When Jesus returned to shore, He saw a crowd of five thousand people gathered to see Him. Matthew records that “He had compassion on them.” So He took five loaves of bread and two fish and miraculously provided food for them all (Matthew 14:14-21). His heart went out to these people who had come to be with Him, and He couldn’t stand to see them hungry. He not only provided food, but He also healed the ones who were sick.

When Jesus saw two blind men on the road to Jericho, He “had compassion and touched their eyes. And immediately their eyes received sight, and they followed Him” (Matthew 20:34). His compassion for these men outweighed any other task before Him at the moment.

On the road between Samaria and Galilee, while going into a small village, Jesus noticed ten men who had leprosy and He healed them (see Luke 17:12-14). The lepers instinctively kept their distance, even from Jesus. Society had shunned them and they were rejected by the world. But Jesus saw them and had compassion on them. He saw them as people in need of a Savior.

How do we respond to the lepers of our day — the outcasts of society? What does our culture do with the poor, the addicts, the alcoholics, the sinners? Does the Body of Christ see them as people in need of help, lost and searching?

We must never forget what Jesus has done for us and for those around us. Without His saving grace we would be just as lost and hopeless as those lepers were. Without Jesus we are nothing and without compassion we have no place in God’s kingdom.

Nicky Cruz, internationally known evangelist and prolific author, turned to Jesus Christ from a life of violence and crime after meeting David Wilkerson in New York City in 1958. The story of his dramatic conversion was told first in The Cross and the Switchblade by David Wilkerson and then later in his own best-selling book Run, Baby, Run.

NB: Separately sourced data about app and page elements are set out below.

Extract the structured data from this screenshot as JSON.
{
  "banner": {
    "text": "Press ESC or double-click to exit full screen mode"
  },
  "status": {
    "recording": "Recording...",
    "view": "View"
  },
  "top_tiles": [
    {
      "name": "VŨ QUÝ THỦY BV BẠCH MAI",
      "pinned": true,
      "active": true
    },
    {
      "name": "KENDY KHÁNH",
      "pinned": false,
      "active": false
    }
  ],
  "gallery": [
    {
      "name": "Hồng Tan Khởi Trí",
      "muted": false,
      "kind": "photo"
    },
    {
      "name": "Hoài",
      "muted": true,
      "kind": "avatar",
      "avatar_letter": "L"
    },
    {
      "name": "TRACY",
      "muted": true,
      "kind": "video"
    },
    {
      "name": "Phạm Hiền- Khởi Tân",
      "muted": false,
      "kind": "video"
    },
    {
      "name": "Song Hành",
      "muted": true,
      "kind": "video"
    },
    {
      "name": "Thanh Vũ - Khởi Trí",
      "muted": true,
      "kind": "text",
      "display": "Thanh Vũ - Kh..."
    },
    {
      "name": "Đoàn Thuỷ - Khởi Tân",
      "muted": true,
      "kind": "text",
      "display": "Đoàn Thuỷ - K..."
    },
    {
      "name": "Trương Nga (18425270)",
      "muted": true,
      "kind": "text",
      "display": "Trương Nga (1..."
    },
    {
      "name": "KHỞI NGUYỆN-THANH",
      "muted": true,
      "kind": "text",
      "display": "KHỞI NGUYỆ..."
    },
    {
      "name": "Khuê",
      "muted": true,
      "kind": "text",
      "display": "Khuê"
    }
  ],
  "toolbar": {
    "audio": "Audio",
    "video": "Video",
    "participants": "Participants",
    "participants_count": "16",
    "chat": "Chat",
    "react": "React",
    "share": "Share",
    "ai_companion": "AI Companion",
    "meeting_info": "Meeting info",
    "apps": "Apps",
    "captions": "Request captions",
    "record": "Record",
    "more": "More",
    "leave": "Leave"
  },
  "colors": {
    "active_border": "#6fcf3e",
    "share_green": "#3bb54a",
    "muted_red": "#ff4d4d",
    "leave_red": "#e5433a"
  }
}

   When our eyes have been opened by Jesus — when we see people the way he sees them — we can no longer sit quietly while hurting souls wander aimlessly through life all around us. Compassion for the lost cannot coexist with complacency. Apathy is no longer an option.

“This is how we know who the children of God are,” the apostle John tells us, “and who the children of the devil are: Anyone who does not do what is right is not a child of God; nor is anyone who does not love his brother” (1 John 3:10). Does God’s Word get any clearer than this? There is a litmus test to see if we are true followers of Jesus, to see if we are really his children, and it hinges on the level of our compassion for others.

John goes on to write, “If anyone has material possessions and sees his brother in need but has no pity on him, how can the love of God be in him? Dear children, let us not love with words or tongue but with actions and in truth. This then is how we know that we belong to the truth, and how we set our hearts at rest in his presence whenever our hearts condemn us” (1 John 3:17-20).

When the Holy Spirit has come into our hearts and lives, filling us with the love and compassion of Jesus, we see people clearly. Our eyes shine with the joy of the Lord, and we can no longer walk by the outcast of our day — the poor, the addict, the alcoholic, the gang member, the sinner — without seeing him, without feeling his pain. We take it upon ourselves to help him restore his dignity before God. We embrace him, cry with him, and lead him into the healing arms of Jesus. That’s what being a follower of Christ is all about.

Nicky Cruz, internationally known evangelist and prolific author, turned to Jesus Christ from a life of violence and crime after meeting David Wilkerson in New York City in 1958. The story of his dramatic conversion was told first in The Cross and the Switchblade by David Wilkerson and then later in his own best-selling book Run, Baby, Run.